“Trying to remedy what’s not working well within the health care system is something that will require everyone working together, including the lawmakers, hospitals, healthcare providers and employers,” said William F. Grant, chief financial officer of Cummings Properties in Woburn who chairs AIM’s Policy Committee on Health Care.
Cummings participates in a managed-care tier program that lets employees decide where they want to spend their health insurance premiums. Through internal education, the company has had good success in directing its employees from higher-cost tier 3 plans into lower-cost tier 1 plans. As a result, the company has had a fairly level cost basis for its health insurance.
Grant said his company gets frustrated because there is not enough transparency in the experience data gathered by health care insurers. As a result, he said, best managed-care experiences cannot be shared and adopted by other companies. In Cummings’ case, the company stresses wellness in it health care education. Limited transparency of Cummings’ experience with its wellness programs means there is no incentive for other companies to benefit from that experience.
Administrative burdens are onerous for many
Massachusetts employers also comment frequently on the administrative burdens of the ACA. A prime example is found in the forms employers must supply to the IRS to prove that health insurance has been offered to their employees.
Gathering the data needed to comply with this requirement, plus the process of distributing it to the proper authorities, is a complex and cumbersome process. Cummings has the resources to have developed its own in-house reporting system, which Grant estimates takes up between 200 and 300 hours of time between its human resources and IT departments. But not every company has the resources to do it in-house.
According to Grant, some of AIM’s member companies have been outsourcing the ACA reporting requirements to external consultants such as payroll processing companies, accounting firms, and healthcare consulting outfits.
Brenda Copper works for a healthcare consultant. She is a senior vice president at Aon Consulting, a global provider of human resources solutions and outsourcing services.
“The primary concerns we hear over and over again are around the increase in healthcare insurance costs, the pressure it’s putting on employers’ ability to be profitable in their businesses, and the pressure it’s putting on their employees’ compensation as benefits take up a larger and larger share of their total compensation,” Copper said.

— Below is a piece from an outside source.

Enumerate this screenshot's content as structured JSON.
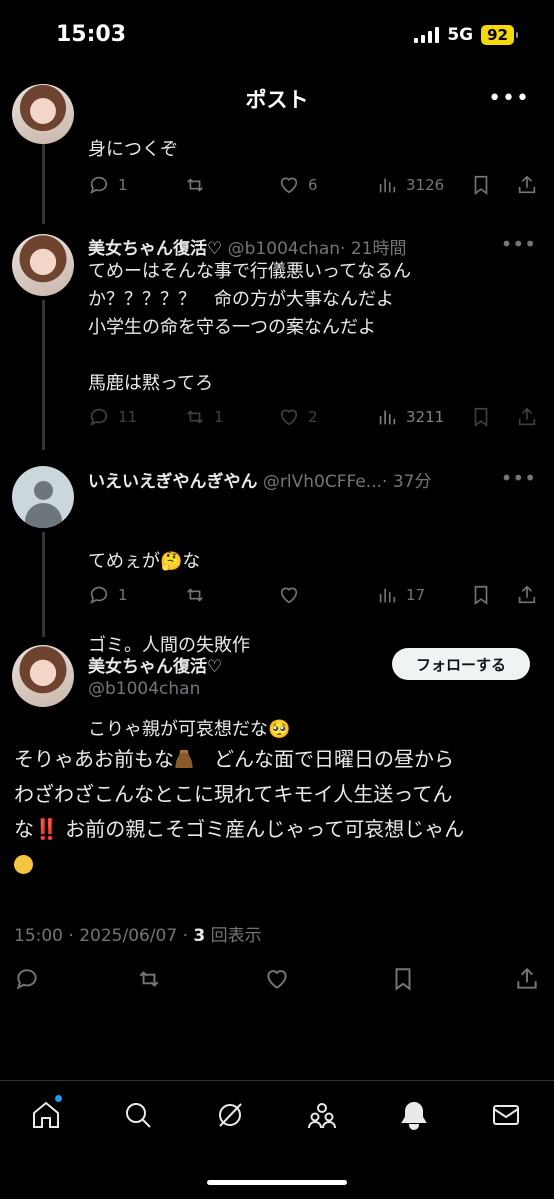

The trick for employers, she said, is to achieve the delicate balance between maintaining an attractive and competitive benefits plan at a cost that can be affordable to both the employers and the employee. Determining where the employer wants to place the fulcrum in striking that balance is what Aon seeks to learn when assessing the employers’ cost pressures and designing a health care benefits plan that also resonates with employees.
Shifting the burdens
AIM recently surveyed its small to medium-sized businesses about their benefits programs. Perhaps not surprisingly, the dominant benefits concern for Bay State companies is controlling the cost of providing health insurance for their employees.
According to the annual AIM benefits survey, employers are addressing those escalating health insurance costs by adopting high-deductible, consumer-driver health plans, often with higher co-pays for medical services. Massachusetts’ employers have apparently decided that these cost-containment strategies are a better way to deal with soaring premiums than providing financial incentives through tiered network programs that try to steer employees toward low-cost, high-quality doctors.
The trend toward increased deductibles and co-pays is national in scope. Research by the Kaiser Family Foundation indicates that deductibles for all workers have risen almost three times as fast as premiums and about seven times as fast as wages and inflation since the ACA was signed into law in 2010.
“As with any large, broad-ranging piece of legislation, it takes time to fine tune things,” said AIM’s Geehern. “Some things may work well, some may not work at all. Which is all the more reason why we need to continue working together to achieve a better balance. ”